… is not always retrospective; it can be prospective as well. The fantasies of the past determined by the needs of the present have a direct impact on the realities of the future.
As such a double exposure, or a superimposition of two images — of home and abroad, of past and present, of dream and everyday life — Nostalgia not only manifests itself as a retroactive resignation but, at the same time, unfolds a forward-looking incentive and a utopian potential. Following the longing to rebuild the ideal home, nostalgia enables the desire to alter history, to obliterate the irreversibility of the human condition, and to turn it into a private and/or collective mythology.
… speaks in riddles and puzzles, trespassing across the boundaries between disciplines and national territories.
With this idealistic promise and its implied imaginary bygone greatness, nostalgia lies at the core of many powerful ideologies of today. As a seductive tool it is too often being used in order to create phantom collective memories for political gain, tempting us to surrender critical thinking for emotional bonding. Even if understood as false and wrong for many reasons, these affective feelings still have the power to bypass any reflective awareness and to trigger an overall positive emotional response (like McDonald’s happy meals or Disney movies).
… can present an ethical and creative challenge, not merely a pretext for midnight melancholies.
In this context, Upwards, behind the onstreaming, it mooned wanders in the utopian and prospective notion of nostalgia, escapism and the fictional as a creative force. Calling back familiar affects, it throws us, quite literally, into different times, places, moments. It is through these imaginary places that we can contemplate and potentially envision change. Much like fiction, when used reflectively and not restoratively, which pulls you into other possible sceneries and moodscapes.
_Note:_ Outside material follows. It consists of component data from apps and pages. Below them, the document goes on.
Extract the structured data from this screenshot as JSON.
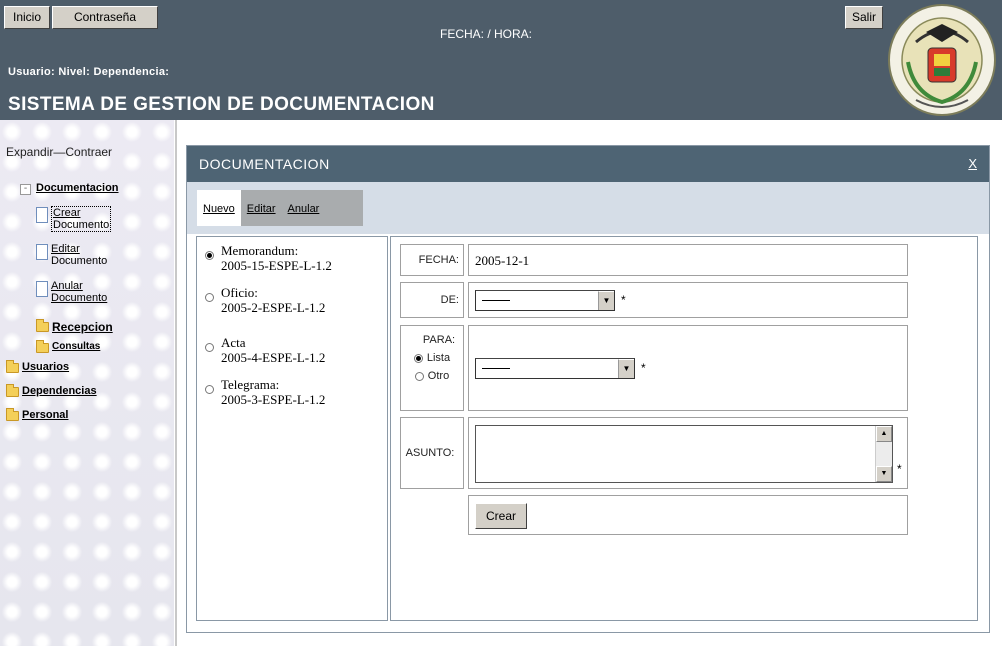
{
  "header": {
    "inicio_label": "Inicio",
    "contrasena_label": "Contraseña",
    "fecha_hora": "FECHA:  /  HORA:",
    "salir_label": "Salir",
    "user_line": "Usuario:   Nivel:   Dependencia:",
    "app_title": "SISTEMA DE GESTION DE DOCUMENTACION",
    "seal_text_top": "ESCUELA POLITECNICA DEL EJERCITO",
    "seal_text_bottom": "ECUADOR"
  },
  "sidebar": {
    "expand_label": "Expandir—Contraer",
    "documentacion": "Documentacion",
    "crear_1": "Crear",
    "crear_2": "Documento",
    "editar_1": "Editar",
    "editar_2": "Documento",
    "anular_1": "Anular",
    "anular_2": "Documento",
    "recepcion": "Recepcion",
    "consultas": "Consultas",
    "usuarios": "Usuarios",
    "dependencias": "Dependencias",
    "personal": "Personal"
  },
  "panel": {
    "title": "DOCUMENTACION",
    "close": "X",
    "tabs": {
      "nuevo": "Nuevo",
      "editar": "Editar",
      "anular": "Anular"
    }
  },
  "doc_types": [
    {
      "label": "Memorandum:",
      "code": "2005-15-ESPE-L-1.2",
      "selected": true
    },
    {
      "label": "Oficio:",
      "code": "2005-2-ESPE-L-1.2",
      "selected": false
    },
    {
      "label": "Acta",
      "code": "2005-4-ESPE-L-1.2",
      "selected": false
    },
    {
      "label": "Telegrama:",
      "code": "2005-3-ESPE-L-1.2",
      "selected": false
    }
  ],
  "form": {
    "fecha_label": "FECHA:",
    "fecha_value": "2005-12-1",
    "de_label": "DE:",
    "de_value": "",
    "para_label": "PARA:",
    "para_lista": "Lista",
    "para_otro": "Otro",
    "para_value": "",
    "asunto_label": "ASUNTO:",
    "asunto_value": "",
    "required_mark": "*",
    "crear_label": "Crear"
  },
  "colors": {
    "header_bg": "#4e5d6a",
    "panel_header_bg": "#4e6474",
    "tabs_bar_bg": "#d5dde7"
  }
}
As the eye opening experiments being developed in Borge’s tales rather than the blindfold that is fake news.
Hendrike Nagel & Ben Livne Weitzman
*In-text quotes by Svetlana Boym: „Nostalgia”, in: http://monumenttotransformation.org/atlas-of-transformation/html/n/nostalgia/nostalgia-svetlana-boym.html (31.08.2018)
25.8.18 — 26.8.18
Hannah Sophie Dunkelberg, Bertrand Flanet, Hanna-Maria Hammari, Shaun Motsi, Nadia Perlov, M. Welch
Curated by Hendrike Nagel & Ben Livne-Weitzman
Gussglashalle (project space by Maximilian Rödel & Lisa Tiemann)